NEW YORK — I have held back writing a column about the first Trump year, since it seemed impossible for me to compose something that countless Rachel Maddow and Chris Hayes programs, Charles Blow and Paul Krugman columns, and magazine pieces by such gifted writers like George Packer and David Remnick had not already richly conveyed. But I find myself each day so viscerally angered by both Trump's personal behavior and his political actions that I feel an imperative to write a polemic (not my usual style) against this pathological liar, this man devoid of a scintilla of empathy and self-awareness. I wish I could just tune out his presence, but his tweets and the myriad stories he evokes dominate the media and become indelibly stuck in my consciousness.

For the moment, let's forget his nebulous political agenda, and dissect the persona and behavior of this monster of egoism and corruption. For one, I can't think of a public figure in my lifetime as bereft of language as Trump. I can think of no president whose unscripted speech was so dominated by tortured syntax, mid-thought changes of subject, and incomplete sentences.

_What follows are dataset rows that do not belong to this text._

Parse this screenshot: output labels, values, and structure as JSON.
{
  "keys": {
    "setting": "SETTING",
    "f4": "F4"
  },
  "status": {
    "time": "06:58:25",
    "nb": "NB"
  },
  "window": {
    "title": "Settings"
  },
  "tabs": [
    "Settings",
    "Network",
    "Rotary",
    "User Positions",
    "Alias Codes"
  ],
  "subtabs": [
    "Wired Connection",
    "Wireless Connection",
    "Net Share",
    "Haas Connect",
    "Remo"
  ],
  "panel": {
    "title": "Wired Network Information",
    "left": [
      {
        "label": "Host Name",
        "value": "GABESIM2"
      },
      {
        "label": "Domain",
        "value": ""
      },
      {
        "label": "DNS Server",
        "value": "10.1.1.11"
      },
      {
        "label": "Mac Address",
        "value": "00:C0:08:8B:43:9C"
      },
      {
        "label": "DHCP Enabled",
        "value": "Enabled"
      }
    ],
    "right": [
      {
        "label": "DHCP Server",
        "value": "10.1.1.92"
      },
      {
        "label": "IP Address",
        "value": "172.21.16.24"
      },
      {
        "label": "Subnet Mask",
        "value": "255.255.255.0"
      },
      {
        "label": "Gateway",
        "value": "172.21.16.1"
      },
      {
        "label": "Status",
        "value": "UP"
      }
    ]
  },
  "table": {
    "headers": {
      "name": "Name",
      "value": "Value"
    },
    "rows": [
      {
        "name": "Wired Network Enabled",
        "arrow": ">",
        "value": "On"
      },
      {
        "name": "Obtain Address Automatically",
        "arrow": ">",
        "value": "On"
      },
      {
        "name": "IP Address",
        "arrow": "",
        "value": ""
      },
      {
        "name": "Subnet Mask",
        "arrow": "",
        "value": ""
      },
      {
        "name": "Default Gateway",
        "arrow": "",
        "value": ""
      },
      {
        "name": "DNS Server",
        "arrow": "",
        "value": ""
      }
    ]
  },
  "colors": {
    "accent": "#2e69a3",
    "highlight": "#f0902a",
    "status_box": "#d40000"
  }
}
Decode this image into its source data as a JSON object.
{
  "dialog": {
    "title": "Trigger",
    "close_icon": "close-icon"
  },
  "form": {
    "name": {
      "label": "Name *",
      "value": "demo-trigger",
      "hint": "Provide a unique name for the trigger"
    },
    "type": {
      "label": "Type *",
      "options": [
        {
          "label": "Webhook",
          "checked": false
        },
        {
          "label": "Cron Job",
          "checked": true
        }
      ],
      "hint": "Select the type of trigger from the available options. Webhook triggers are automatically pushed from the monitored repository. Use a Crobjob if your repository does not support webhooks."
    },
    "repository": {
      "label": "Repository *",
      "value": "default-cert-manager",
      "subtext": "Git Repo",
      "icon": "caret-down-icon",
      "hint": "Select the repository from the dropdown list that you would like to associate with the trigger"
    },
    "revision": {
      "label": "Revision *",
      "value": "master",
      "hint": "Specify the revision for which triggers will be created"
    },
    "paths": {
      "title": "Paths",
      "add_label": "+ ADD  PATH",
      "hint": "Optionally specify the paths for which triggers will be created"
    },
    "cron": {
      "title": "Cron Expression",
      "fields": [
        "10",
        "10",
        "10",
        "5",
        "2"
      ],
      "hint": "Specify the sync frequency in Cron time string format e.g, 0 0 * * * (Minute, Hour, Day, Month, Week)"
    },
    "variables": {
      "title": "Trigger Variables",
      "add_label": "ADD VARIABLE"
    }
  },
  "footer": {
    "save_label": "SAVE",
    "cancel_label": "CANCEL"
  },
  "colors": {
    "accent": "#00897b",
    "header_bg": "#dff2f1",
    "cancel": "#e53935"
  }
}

And his use and misuse of superlatives — every person he appoints is "outstanding," "terrific" or "tremendous." It's a huckster's meaningless hyperbole that he uses to praise the military dictator of Egypt —"a fantastic guy" — and Rep. Tom Marino ("Tom is a fine man and a great congressman!"), who had to withdraw from becoming the drug czar because he played a key role in weakening the federal government's authority to stop companies from distributing opioids. Empty, simplistic phrases that tell us nothing about any of the people he praises, except that nothing the president says can be trusted.

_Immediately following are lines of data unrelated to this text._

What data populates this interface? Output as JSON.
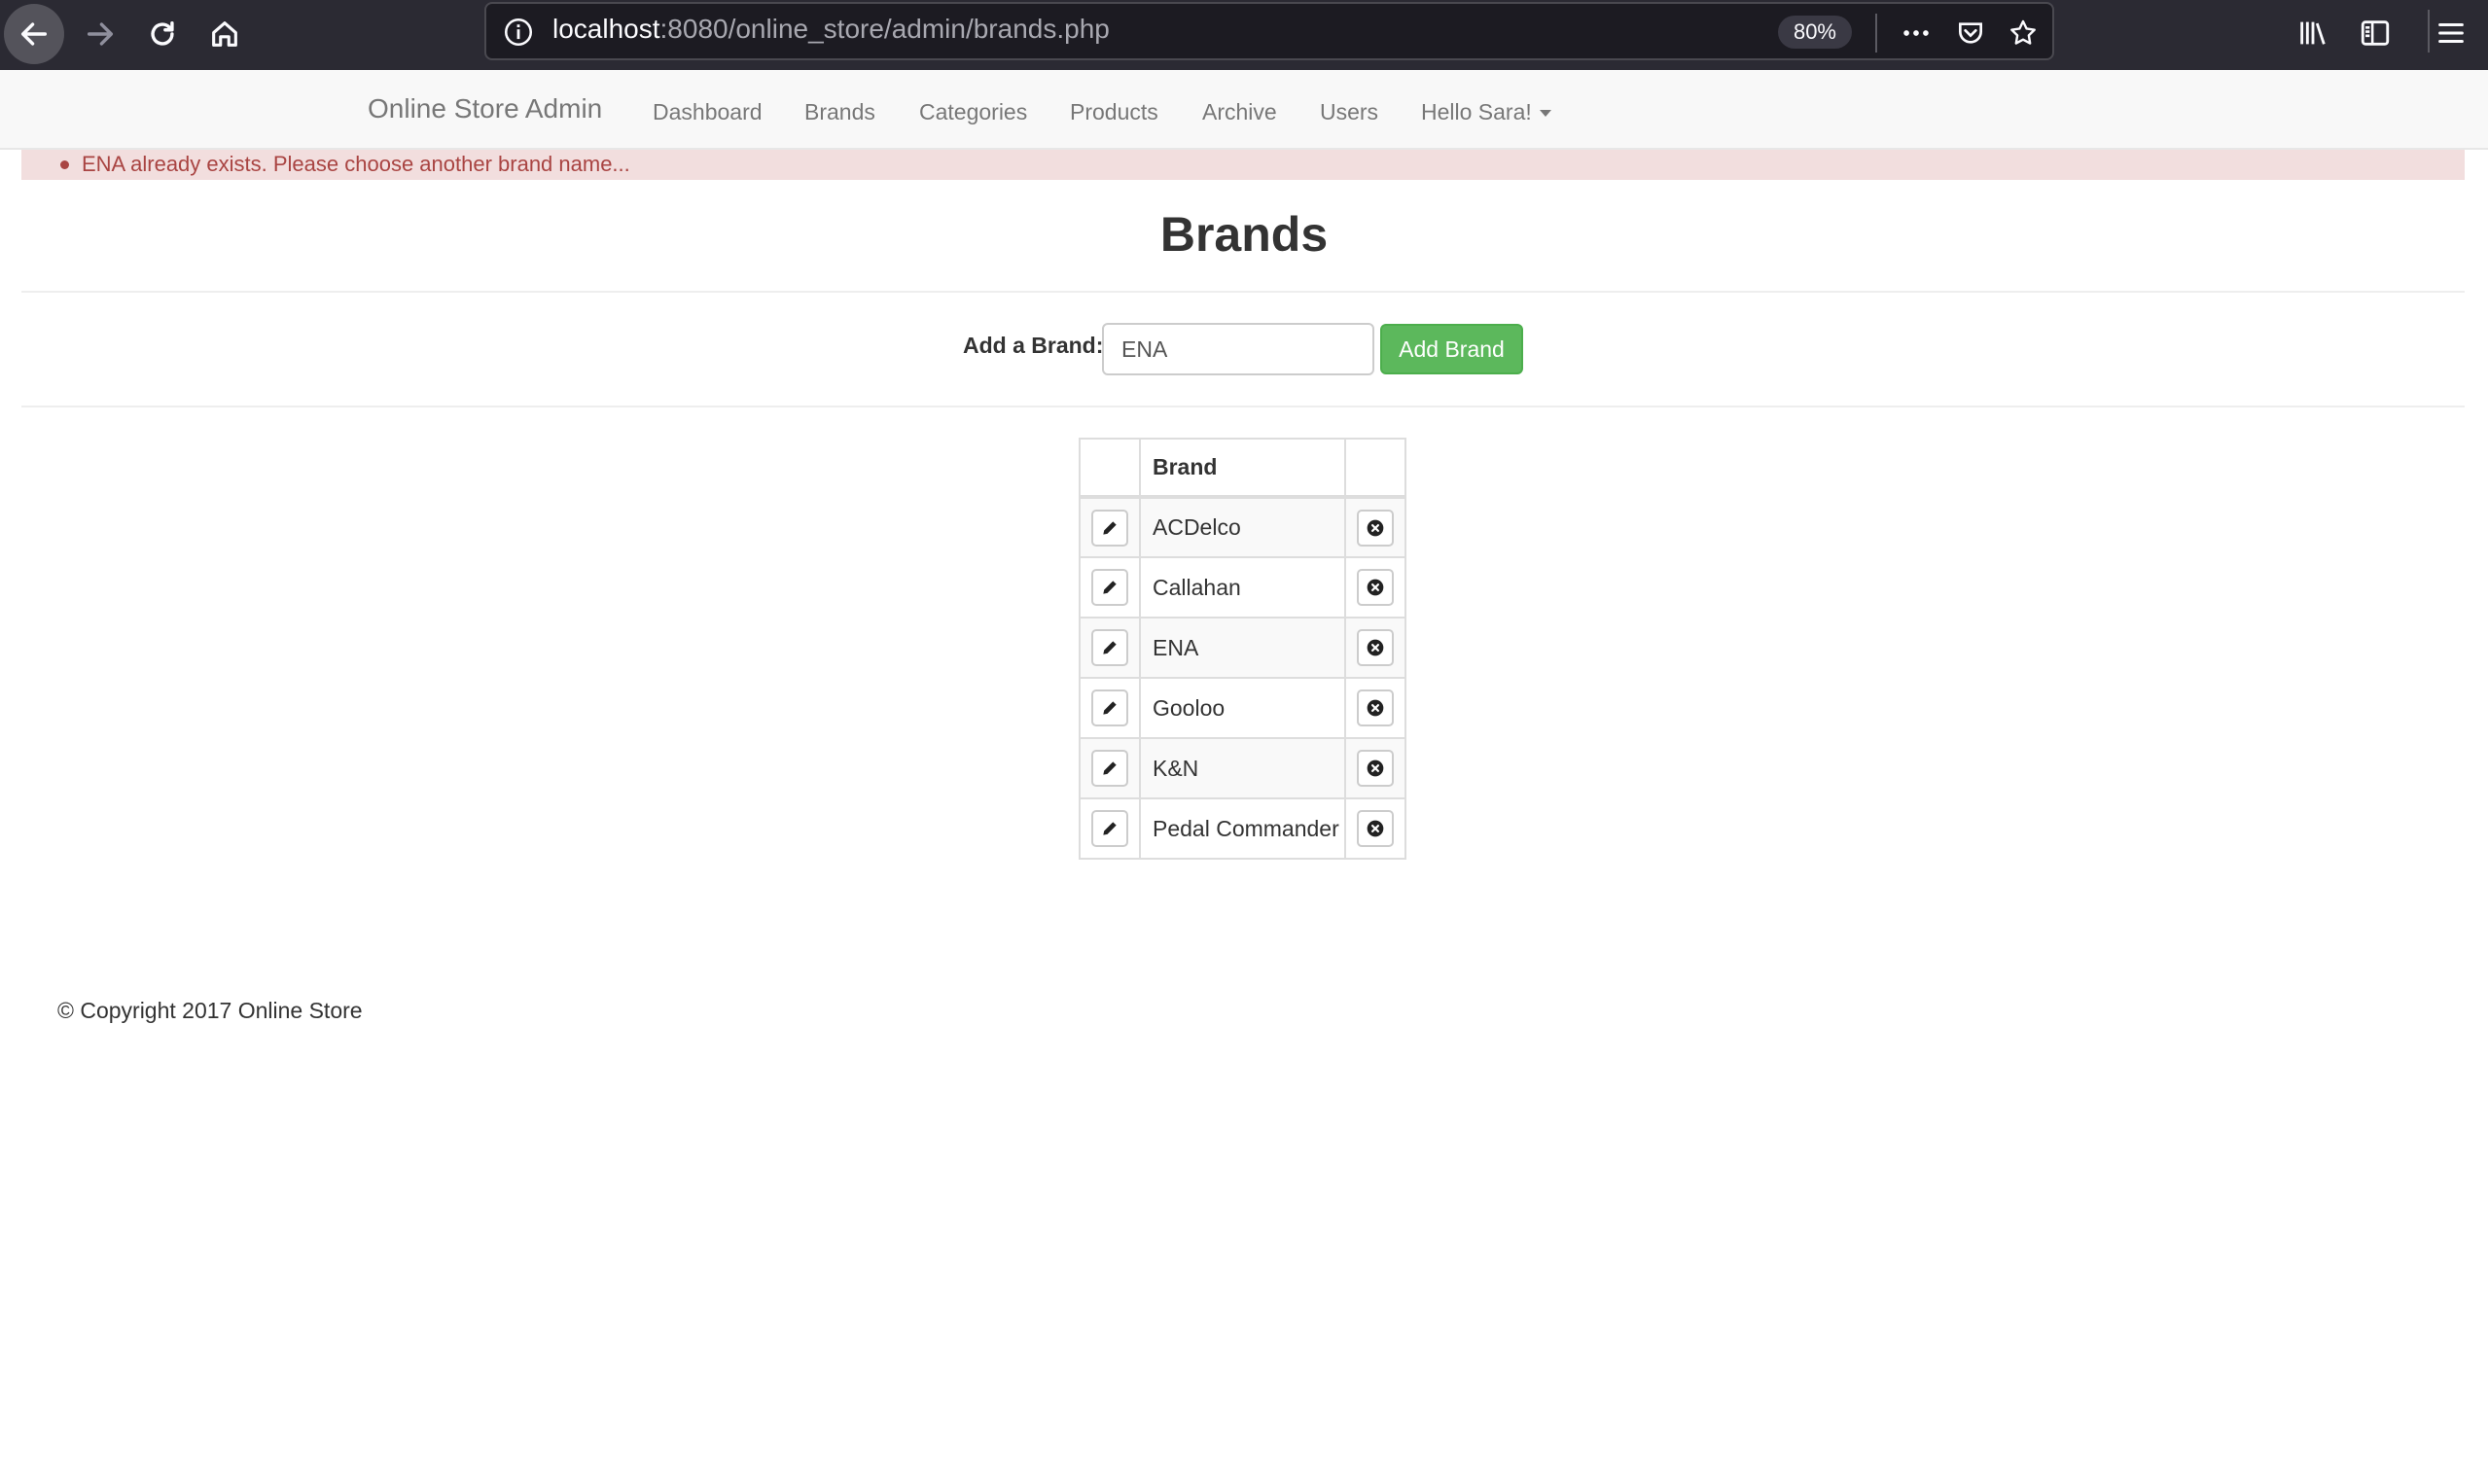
{
  "browser": {
    "url_host": "localhost",
    "url_rest": ":8080/online_store/admin/brands.php",
    "zoom": "80%"
  },
  "navbar": {
    "brand": "Online Store Admin",
    "items": [
      {
        "label": "Dashboard"
      },
      {
        "label": "Brands"
      },
      {
        "label": "Categories"
      },
      {
        "label": "Products"
      },
      {
        "label": "Archive"
      },
      {
        "label": "Users"
      },
      {
        "label": "Hello Sara!"
      }
    ]
  },
  "alert": {
    "message": "ENA already exists. Please choose another brand name..."
  },
  "page": {
    "title": "Brands"
  },
  "form": {
    "label": "Add a Brand:",
    "input_value": "ENA",
    "button_label": "Add Brand"
  },
  "table": {
    "header": "Brand",
    "rows": [
      {
        "name": "ACDelco"
      },
      {
        "name": "Callahan"
      },
      {
        "name": "ENA"
      },
      {
        "name": "Gooloo"
      },
      {
        "name": "K&N"
      },
      {
        "name": "Pedal Commander"
      }
    ]
  },
  "footer": {
    "text": "© Copyright 2017 Online Store"
  },
  "colors": {
    "success": "#5cb85c",
    "alert_bg": "#f2dede",
    "alert_text": "#a94442",
    "chrome_bg": "#2b2a33"
  }
}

History of lies

But we already know that he lies the way other people breathe. Trump's lies aren't always calculated to protect his reputation; they can at times be spontaneous.

Those who have followed Trump's career say his lying isn't just a tactic, but an ingrained habit that he developed as a real estate mogul in the 1980s and '90s. In his own autobiography Trump used the phrase "truthful hyperbole" — his ghostwriter's term for Trump's stretching the truth when he was closing a real estate deal.

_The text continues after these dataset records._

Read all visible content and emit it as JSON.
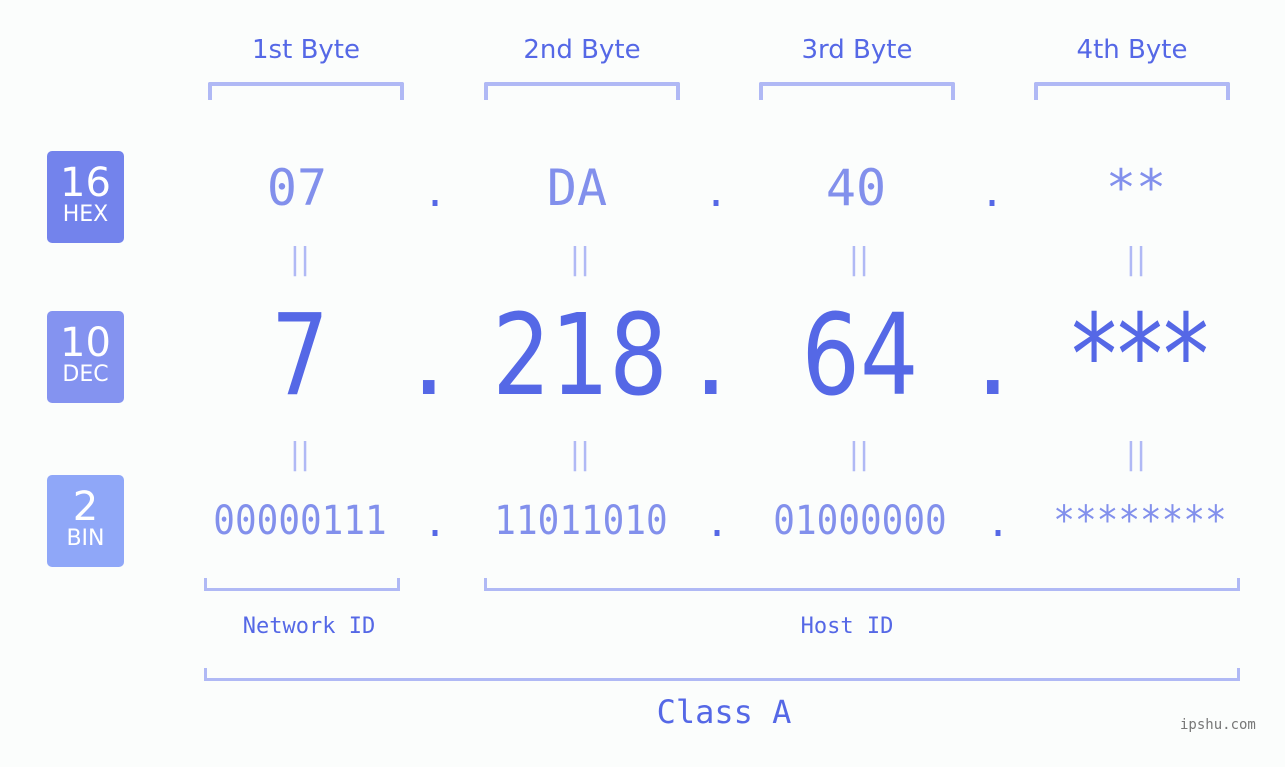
{
  "badges": [
    {
      "num": "16",
      "label": "HEX",
      "color": "#7383ec"
    },
    {
      "num": "10",
      "label": "DEC",
      "color": "#8493f0"
    },
    {
      "num": "2",
      "label": "BIN",
      "color": "#8fa7f8"
    }
  ],
  "byte_headers": [
    "1st Byte",
    "2nd Byte",
    "3rd Byte",
    "4th Byte"
  ],
  "hex": [
    "07",
    "DA",
    "40",
    "**"
  ],
  "dec": [
    "7",
    "218",
    "64",
    "***"
  ],
  "bin": [
    "00000111",
    "11011010",
    "01000000",
    "********"
  ],
  "separator": ".",
  "equals": "||",
  "network_id_label": "Network ID",
  "host_id_label": "Host ID",
  "class_label": "Class A",
  "watermark": "ipshu.com",
  "colors": {
    "accent": "#5568e6",
    "light_accent": "#8290ec",
    "bracket": "#b0b9f5",
    "background": "#fbfdfc"
  }
}
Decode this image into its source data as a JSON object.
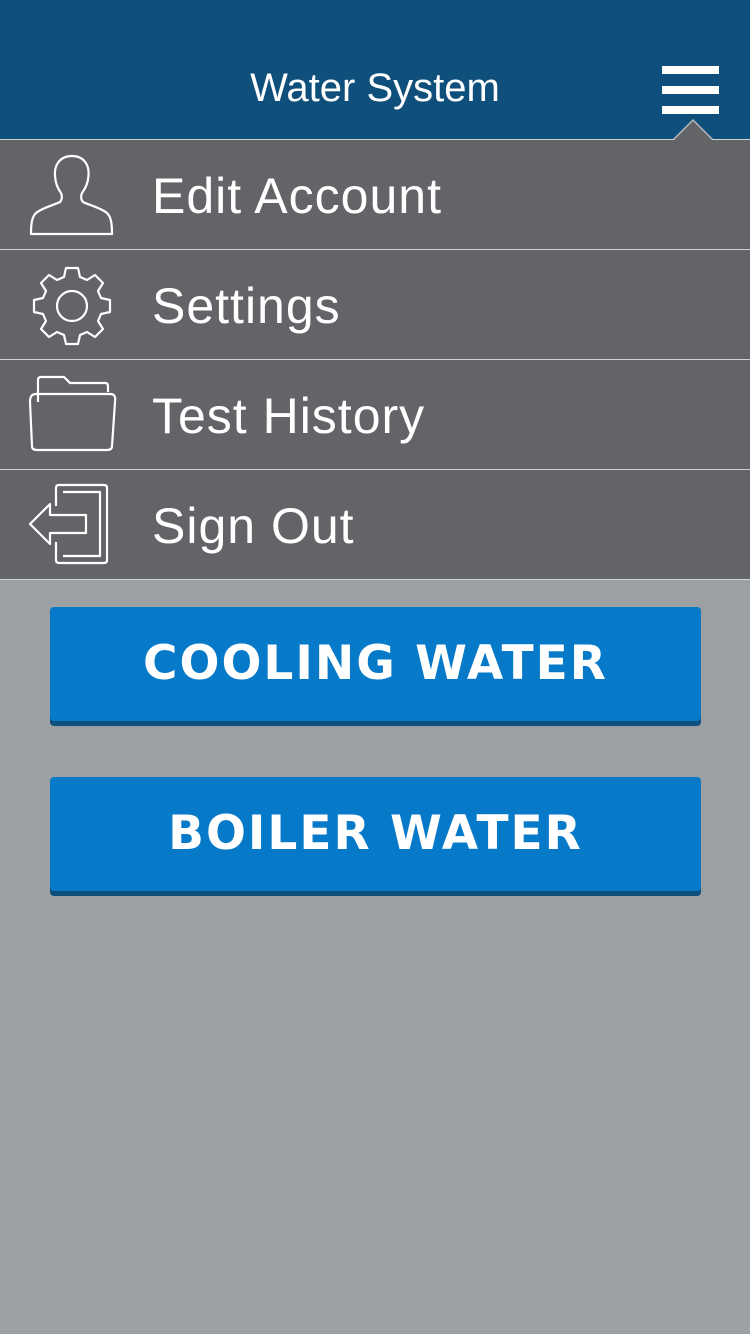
{
  "header": {
    "title": "Water System",
    "menu_icon": "hamburger-menu-icon"
  },
  "menu": {
    "items": [
      {
        "label": "Edit Account",
        "icon": "user-icon"
      },
      {
        "label": "Settings",
        "icon": "gear-icon"
      },
      {
        "label": "Test History",
        "icon": "folder-icon"
      },
      {
        "label": "Sign Out",
        "icon": "sign-out-icon"
      }
    ]
  },
  "buttons": {
    "cooling_water": "COOLING WATER",
    "boiler_water": "BOILER WATER"
  },
  "colors": {
    "header_bg": "#0f4f7b",
    "menu_bg": "#636467",
    "page_bg": "#9ca0a2",
    "button_bg": "#0679c8",
    "button_shadow": "#0d4f7d"
  }
}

That penchant for lying has been carried over to the presidency. Politifact has chronicled a litany of false or mostly false statements that were either meant to consciously divert us from dealing with weightier matters: the baseless allegation that Obama — his obsession and b te noir — wiretapped Trump tower, was used to distract us from the investigation into the Trump campaign's connection with the Russians.

And whatever false claims he makes, Trump is incapable of apologizing for or examining his own behavior. He`s a man seemingly without a trace of inwardness, who just aggressively asserts his ego, attacking all who slight or criticize him. His mode of attack is devoid of sophistication, totally based on either barroom insults and threats or sloganeering political attacks. They range from his mocking retort to North Korea's ruler, Kim Jong Un, as "Rocket Man on a suicide mission," following that up by threatening "to totally destroy" Kim's "depraved regime" to putting down extremely conservative Senator Flake for being "weak on borders, weak on crime."

Trump is also profoundly insecure, resulting in his often pathetic defense of his image. So he can embarrassingly assert that he is not a "moron" because "I went to an Ivy League college. I was a nice student. I did very well. I'm a very intelligent person."

Still, despite this compendium of character flaws and personality disorders (this barely scratches the surface of their range), his base remains loyal. In fact, they like that he's a populist millionaire, who behaves like any boor in a bar, spouting uninformed, inchoate opinions, and railing against opponents. But at the same time he is a successful businessman and a television star — somebody they can admire. They also take pleasure in his repeatedly waving the flag and issuing racist, sexist, anti-immigrant, anti-liberal press slanders. Trump's media savvy serves him well. He's gifted at divisively touching all the right tribal buttons when it comes to arousing his base's resentment and gaining their support.

A craven Republican Party reaffirms Trump's hold on political power. The GOP may find his lack of concern for and knowledge of policy and his mercurial daily political shifts truly disconcerting, but as long as he supports its agenda and it can avoid being challenged in the primaries by Bannon surrogates, most of them remain good soldiers in his camp.

So many of Trump's political decisions are motivated by an almost demonic need to undermine Obama's accomplishments. And much of this coincides with Republican commitments against regulation, especially health and environmental, stepped up efforts to prosecute undocumented immigrants and proposed cuts of a variety of poverty programs.

Hollow vessel

He also supports the proposed tax bill which is designed to serve the super-rich (Republican donors) and penalize other income groups. Consequently, despite the campaign promises Trump has made to his working class supporters of more jobs and the end of domination by Wall Street, he has done nothing. In fact, he has gone in the other direction, serving the interests of the moneyed and himself.

Trump is a hollow vessel, all rhetoric and no substance. But he is also a danger to the country's very existence given our nuclear arsenal and his bellicose bombast about using it.

Still, I better stop writing, because attacking Trump is an endless endeavor. He just never stops repelling me — personally and politically.

Leonard Quart can be reached at